The views expressed in this work are those of the authors and do not reflect the official policy or position of the Uniformed Services University of the Health Sciences, the U.S. Air Force, the Department of Defense, or the U.S. government.
1. US Preventive Services Task Force. Screening for ovarian cancer: US Preventive Services Task Force recommendation statement. JAMA. 2018;319(6):588–594.
2. Henderson JT, Webber EM, Sawaya GF. Screening for ovarian cancer: updated evidence report and systematic review for the US Preventive Services Task Force. JAMA. 2018;319(6):595–606.
This PPIP quiz is based on the recommendations of the USPSTF. More information is available in the USPSTF Recommendation Statement and the supporting documents on the USPSTF website (https://www.uspreventiveservicestaskforce.org). The practice recommendations in this activity are available at https://www.uspreventiveservicestaskforce.org/Page/Document/UpdateSummaryFinal/ovarian-cancer-screening1.
This series is coordinated by Sumi Sexton, MD, Editor-in-Chief.
A collection of Putting Prevention into Practice published in AFP is available at https://www.aafp.org/afp/ppip.
Copyright © 2018 by the American Academy of Family Physicians.

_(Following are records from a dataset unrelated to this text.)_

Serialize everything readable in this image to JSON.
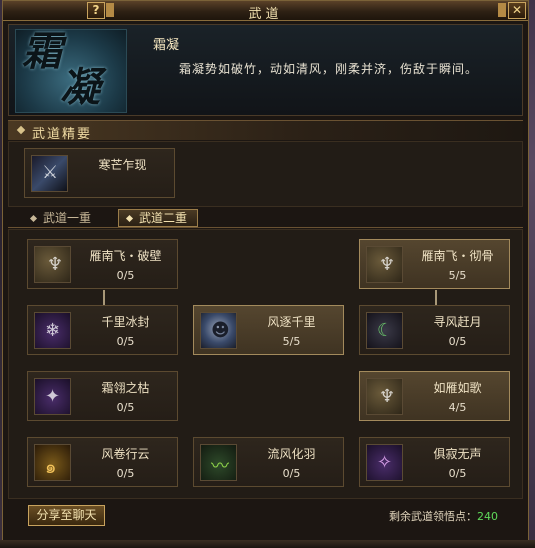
{
  "window": {
    "title": "武道",
    "help_label": "?",
    "close_label": "✕"
  },
  "header": {
    "emblem_chars": [
      "霜",
      "凝"
    ],
    "skill_name": "霜凝",
    "skill_desc": "霜凝势如破竹，动如清风，刚柔并济，伤敌于瞬间。"
  },
  "essence": {
    "section_label": "武道精要",
    "card": {
      "name": "寒芒乍现",
      "icon": "blade-icon"
    }
  },
  "tabs": [
    {
      "label": "武道一重",
      "active": false
    },
    {
      "label": "武道二重",
      "active": true
    }
  ],
  "skills": [
    {
      "name": "雁南飞・破壁",
      "count": "0/5",
      "icon": "feather-icon",
      "active": false
    },
    {
      "name": "雁南飞・彻骨",
      "count": "5/5",
      "icon": "feather-icon",
      "active": true
    },
    {
      "name": "千里冰封",
      "count": "0/5",
      "icon": "frost-swirl-icon",
      "active": false
    },
    {
      "name": "风逐千里",
      "count": "5/5",
      "icon": "ghost-mask-icon",
      "active": true
    },
    {
      "name": "寻风赶月",
      "count": "0/5",
      "icon": "wind-moon-icon",
      "active": false
    },
    {
      "name": "霜翎之枯",
      "count": "0/5",
      "icon": "frost-feather-icon",
      "active": false
    },
    {
      "name": "如雁如歌",
      "count": "4/5",
      "icon": "feather-icon",
      "active": true
    },
    {
      "name": "风卷行云",
      "count": "0/5",
      "icon": "cloud-swirl-icon",
      "active": false
    },
    {
      "name": "流风化羽",
      "count": "0/5",
      "icon": "green-wind-icon",
      "active": false
    },
    {
      "name": "俱寂无声",
      "count": "0/5",
      "icon": "silence-icon",
      "active": false
    }
  ],
  "footer": {
    "share_label": "分享至聊天",
    "remain_label": "剩余武道领悟点：",
    "remain_value": "240"
  }
}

This content is owned by the AAFP. A person viewing it online may make one printout of the material and may use that printout only for his or her personal, non-commercial reference. This material may not otherwise be downloaded, copied, printed, stored, transmitted or reproduced in any medium, whether now known or later invented, except as authorized in writing by the AAFP. Contact email@example.com for copyright questions and/or permission requests.

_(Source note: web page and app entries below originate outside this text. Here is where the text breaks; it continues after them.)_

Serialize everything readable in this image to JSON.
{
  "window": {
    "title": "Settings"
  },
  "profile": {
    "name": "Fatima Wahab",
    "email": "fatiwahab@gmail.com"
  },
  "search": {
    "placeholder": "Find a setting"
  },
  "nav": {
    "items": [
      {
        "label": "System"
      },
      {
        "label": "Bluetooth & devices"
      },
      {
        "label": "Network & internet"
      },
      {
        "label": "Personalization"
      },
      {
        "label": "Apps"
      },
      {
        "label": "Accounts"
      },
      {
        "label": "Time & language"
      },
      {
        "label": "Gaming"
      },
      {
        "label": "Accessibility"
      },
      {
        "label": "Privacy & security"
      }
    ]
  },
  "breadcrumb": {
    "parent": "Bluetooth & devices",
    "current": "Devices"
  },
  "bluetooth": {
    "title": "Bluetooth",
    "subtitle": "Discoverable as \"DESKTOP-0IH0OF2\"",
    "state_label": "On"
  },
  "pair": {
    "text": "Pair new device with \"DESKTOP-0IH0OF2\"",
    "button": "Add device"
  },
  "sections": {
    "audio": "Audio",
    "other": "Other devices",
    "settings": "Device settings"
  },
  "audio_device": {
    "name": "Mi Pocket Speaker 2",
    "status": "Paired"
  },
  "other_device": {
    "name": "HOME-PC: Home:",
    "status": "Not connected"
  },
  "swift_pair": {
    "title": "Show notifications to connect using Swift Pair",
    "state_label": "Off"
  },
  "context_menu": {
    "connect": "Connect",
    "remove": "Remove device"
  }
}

Want to use this article elsewhere? Get Permissions
More in AFP
MOST RECENT ISSUE
Jan 15, 2020
Access the latest issue of American Family Physician